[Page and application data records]
========================================
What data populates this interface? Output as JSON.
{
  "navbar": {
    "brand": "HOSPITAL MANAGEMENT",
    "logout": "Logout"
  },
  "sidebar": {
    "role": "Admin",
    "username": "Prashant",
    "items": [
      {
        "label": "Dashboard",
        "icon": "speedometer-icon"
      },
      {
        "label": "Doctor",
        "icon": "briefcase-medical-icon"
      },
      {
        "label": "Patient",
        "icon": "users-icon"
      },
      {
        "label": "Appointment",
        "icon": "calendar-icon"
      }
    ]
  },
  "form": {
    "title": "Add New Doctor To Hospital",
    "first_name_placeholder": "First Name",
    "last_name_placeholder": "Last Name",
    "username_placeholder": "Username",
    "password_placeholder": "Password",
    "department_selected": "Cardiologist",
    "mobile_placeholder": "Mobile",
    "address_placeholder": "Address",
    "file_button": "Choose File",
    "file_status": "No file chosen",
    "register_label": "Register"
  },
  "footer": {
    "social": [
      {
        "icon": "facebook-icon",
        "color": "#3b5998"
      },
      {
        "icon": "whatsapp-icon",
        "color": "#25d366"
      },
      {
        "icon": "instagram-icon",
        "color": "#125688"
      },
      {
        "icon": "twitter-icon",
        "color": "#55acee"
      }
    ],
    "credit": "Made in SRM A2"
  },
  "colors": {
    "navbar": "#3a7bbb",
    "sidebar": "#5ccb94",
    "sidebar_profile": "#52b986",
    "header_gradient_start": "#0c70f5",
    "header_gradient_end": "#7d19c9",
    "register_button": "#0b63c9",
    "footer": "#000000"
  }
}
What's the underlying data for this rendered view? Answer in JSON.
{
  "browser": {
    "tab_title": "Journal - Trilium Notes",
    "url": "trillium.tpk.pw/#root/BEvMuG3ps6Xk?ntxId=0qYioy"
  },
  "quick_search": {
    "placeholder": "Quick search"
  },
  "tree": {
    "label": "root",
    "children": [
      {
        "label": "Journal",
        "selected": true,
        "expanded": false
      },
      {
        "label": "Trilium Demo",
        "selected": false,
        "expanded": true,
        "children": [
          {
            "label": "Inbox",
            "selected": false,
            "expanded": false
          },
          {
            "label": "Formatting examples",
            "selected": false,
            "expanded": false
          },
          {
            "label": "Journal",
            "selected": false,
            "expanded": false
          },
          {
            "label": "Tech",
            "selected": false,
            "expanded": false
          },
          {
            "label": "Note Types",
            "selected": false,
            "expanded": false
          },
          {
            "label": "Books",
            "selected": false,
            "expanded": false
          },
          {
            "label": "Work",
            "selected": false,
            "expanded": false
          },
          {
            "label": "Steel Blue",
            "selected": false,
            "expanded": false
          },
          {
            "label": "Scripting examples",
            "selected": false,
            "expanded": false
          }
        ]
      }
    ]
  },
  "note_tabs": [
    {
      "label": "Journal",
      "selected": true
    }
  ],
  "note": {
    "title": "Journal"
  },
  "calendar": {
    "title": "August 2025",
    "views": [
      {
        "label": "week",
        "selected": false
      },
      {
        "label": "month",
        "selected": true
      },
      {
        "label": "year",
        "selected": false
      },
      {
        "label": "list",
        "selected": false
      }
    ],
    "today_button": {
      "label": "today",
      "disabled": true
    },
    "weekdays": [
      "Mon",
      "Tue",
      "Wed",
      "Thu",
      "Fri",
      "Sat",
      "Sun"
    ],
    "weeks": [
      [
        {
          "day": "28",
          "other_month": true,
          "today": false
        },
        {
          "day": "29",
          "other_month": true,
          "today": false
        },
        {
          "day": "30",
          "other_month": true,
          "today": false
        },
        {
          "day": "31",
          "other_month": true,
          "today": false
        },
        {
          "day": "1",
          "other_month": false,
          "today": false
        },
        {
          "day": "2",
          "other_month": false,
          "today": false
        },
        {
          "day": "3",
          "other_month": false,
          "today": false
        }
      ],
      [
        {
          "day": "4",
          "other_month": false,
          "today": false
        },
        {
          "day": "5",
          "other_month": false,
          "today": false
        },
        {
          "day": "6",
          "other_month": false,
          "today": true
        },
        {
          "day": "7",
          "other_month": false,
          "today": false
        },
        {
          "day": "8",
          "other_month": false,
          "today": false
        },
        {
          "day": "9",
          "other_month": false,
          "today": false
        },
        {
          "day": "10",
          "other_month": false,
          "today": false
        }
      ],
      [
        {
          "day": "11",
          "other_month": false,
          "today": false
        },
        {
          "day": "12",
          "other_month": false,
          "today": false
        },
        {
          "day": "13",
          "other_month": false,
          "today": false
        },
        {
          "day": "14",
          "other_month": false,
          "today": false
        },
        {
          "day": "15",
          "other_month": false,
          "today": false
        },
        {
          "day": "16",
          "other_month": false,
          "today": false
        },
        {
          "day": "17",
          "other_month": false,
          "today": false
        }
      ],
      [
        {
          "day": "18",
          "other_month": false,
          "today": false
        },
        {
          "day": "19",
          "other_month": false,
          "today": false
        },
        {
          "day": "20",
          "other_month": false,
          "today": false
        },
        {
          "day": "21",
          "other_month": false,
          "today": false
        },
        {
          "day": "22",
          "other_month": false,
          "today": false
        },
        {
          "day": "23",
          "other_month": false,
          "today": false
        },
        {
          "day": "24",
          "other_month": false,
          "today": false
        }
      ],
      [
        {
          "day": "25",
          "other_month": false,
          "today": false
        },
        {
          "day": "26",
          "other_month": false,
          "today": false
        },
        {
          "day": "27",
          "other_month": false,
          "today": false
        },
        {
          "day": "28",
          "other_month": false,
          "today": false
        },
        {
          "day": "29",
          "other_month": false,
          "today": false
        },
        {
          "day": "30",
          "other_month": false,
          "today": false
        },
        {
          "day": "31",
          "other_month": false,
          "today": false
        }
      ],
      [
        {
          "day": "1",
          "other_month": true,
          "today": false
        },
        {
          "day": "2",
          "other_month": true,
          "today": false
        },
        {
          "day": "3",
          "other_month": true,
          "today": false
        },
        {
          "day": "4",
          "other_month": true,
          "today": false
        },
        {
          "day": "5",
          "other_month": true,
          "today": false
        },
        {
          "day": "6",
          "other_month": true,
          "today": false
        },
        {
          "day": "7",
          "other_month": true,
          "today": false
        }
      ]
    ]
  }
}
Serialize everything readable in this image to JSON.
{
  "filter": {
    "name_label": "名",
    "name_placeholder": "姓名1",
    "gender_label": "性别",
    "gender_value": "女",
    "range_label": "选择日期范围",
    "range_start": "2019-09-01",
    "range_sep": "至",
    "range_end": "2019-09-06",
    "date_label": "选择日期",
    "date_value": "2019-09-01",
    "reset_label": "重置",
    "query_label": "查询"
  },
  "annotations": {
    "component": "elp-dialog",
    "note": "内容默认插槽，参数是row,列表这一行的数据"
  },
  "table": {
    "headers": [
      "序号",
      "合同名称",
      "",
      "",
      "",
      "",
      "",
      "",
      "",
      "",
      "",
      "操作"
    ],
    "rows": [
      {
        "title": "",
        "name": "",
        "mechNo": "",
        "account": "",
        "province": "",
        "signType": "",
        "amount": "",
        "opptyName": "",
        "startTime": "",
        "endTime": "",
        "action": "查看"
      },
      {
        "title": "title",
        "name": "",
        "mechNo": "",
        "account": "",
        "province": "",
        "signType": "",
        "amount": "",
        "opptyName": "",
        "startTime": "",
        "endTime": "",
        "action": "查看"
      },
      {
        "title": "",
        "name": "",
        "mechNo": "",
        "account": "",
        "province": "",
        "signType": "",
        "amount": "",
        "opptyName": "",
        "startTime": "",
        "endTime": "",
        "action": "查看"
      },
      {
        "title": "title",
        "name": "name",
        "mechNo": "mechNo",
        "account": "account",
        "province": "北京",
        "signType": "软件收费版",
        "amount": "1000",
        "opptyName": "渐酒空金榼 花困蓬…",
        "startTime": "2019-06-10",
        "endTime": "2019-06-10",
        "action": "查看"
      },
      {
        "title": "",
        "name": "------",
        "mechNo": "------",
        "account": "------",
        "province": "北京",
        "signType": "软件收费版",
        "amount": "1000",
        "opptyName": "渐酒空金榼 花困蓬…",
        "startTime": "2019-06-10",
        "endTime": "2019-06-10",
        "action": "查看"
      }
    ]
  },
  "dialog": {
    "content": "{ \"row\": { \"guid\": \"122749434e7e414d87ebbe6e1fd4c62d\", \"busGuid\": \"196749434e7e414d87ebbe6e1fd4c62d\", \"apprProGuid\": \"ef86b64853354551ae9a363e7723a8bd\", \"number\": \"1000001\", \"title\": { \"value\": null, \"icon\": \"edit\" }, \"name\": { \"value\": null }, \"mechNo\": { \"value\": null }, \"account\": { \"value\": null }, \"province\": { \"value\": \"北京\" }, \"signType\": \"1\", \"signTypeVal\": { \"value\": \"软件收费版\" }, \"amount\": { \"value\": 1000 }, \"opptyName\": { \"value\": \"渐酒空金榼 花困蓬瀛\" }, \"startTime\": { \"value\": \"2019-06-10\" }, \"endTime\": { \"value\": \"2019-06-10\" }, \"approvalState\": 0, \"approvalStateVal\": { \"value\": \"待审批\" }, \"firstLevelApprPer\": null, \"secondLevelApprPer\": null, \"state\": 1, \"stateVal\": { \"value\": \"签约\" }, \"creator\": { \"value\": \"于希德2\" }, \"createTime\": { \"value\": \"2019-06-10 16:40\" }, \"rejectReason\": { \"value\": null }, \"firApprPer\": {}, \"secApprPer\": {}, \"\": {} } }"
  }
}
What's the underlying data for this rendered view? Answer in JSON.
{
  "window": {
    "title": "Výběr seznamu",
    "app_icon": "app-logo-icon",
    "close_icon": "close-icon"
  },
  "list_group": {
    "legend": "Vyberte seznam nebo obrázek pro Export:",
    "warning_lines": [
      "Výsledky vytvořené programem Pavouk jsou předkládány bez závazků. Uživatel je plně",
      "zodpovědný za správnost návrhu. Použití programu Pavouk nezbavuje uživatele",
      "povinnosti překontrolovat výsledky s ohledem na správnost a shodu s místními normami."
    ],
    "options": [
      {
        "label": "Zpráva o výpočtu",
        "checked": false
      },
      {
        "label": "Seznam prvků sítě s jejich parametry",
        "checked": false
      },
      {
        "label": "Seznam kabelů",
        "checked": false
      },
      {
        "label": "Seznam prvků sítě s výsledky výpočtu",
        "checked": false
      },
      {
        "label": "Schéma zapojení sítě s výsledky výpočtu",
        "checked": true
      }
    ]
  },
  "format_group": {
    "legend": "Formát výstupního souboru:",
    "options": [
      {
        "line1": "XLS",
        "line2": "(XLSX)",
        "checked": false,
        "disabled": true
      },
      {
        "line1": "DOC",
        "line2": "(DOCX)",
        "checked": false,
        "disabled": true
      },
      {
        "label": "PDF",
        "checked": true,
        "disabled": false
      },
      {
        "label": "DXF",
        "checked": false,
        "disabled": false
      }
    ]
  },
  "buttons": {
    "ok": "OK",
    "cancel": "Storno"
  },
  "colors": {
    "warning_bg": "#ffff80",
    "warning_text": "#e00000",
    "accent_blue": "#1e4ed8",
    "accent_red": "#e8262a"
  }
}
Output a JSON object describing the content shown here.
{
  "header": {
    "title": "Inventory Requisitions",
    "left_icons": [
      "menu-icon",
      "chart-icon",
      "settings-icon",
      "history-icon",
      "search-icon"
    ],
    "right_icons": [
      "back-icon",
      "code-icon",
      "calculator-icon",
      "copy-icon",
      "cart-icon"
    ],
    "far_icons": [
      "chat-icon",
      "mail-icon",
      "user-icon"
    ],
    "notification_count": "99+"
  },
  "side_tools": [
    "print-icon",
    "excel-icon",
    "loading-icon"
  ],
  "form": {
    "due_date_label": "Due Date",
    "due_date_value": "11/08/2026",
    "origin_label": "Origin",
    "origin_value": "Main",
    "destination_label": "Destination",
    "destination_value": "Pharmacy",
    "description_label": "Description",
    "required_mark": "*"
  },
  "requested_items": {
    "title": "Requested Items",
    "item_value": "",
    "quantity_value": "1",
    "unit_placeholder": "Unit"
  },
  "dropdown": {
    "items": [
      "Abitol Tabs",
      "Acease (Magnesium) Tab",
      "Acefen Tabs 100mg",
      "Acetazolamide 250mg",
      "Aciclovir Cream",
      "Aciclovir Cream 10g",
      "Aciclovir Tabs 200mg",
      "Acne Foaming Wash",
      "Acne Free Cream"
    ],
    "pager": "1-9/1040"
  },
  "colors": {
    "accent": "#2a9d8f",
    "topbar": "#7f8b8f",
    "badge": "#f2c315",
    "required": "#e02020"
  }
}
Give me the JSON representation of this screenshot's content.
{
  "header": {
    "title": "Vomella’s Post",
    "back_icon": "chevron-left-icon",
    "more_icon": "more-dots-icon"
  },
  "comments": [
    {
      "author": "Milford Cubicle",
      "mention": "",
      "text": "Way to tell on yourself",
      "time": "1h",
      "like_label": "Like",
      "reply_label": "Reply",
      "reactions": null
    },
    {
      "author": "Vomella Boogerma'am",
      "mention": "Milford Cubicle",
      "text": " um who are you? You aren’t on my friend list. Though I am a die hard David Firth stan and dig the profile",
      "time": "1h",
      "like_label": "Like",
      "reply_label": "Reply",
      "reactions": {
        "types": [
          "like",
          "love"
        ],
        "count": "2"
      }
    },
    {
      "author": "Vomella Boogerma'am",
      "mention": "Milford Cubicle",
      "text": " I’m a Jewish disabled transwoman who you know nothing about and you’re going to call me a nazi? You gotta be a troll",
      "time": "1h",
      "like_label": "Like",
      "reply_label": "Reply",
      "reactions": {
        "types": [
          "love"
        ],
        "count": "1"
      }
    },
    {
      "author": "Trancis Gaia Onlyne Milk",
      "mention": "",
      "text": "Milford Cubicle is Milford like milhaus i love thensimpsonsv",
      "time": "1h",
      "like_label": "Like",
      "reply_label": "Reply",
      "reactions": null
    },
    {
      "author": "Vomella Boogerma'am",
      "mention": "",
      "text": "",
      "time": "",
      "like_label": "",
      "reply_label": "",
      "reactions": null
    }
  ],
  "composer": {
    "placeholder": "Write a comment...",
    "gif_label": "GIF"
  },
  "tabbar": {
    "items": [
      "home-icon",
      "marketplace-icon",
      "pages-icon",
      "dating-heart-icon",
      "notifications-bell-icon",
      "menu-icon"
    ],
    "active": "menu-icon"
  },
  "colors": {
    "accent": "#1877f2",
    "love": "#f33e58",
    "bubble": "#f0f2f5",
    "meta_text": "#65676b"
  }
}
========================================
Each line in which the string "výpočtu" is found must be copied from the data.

        "label": "Zpráva o výpočtu",
        "label": "Seznam prvků sítě s výsledky výpočtu",
        "label": "Schéma zapojení sítě s výsledky výpočtu",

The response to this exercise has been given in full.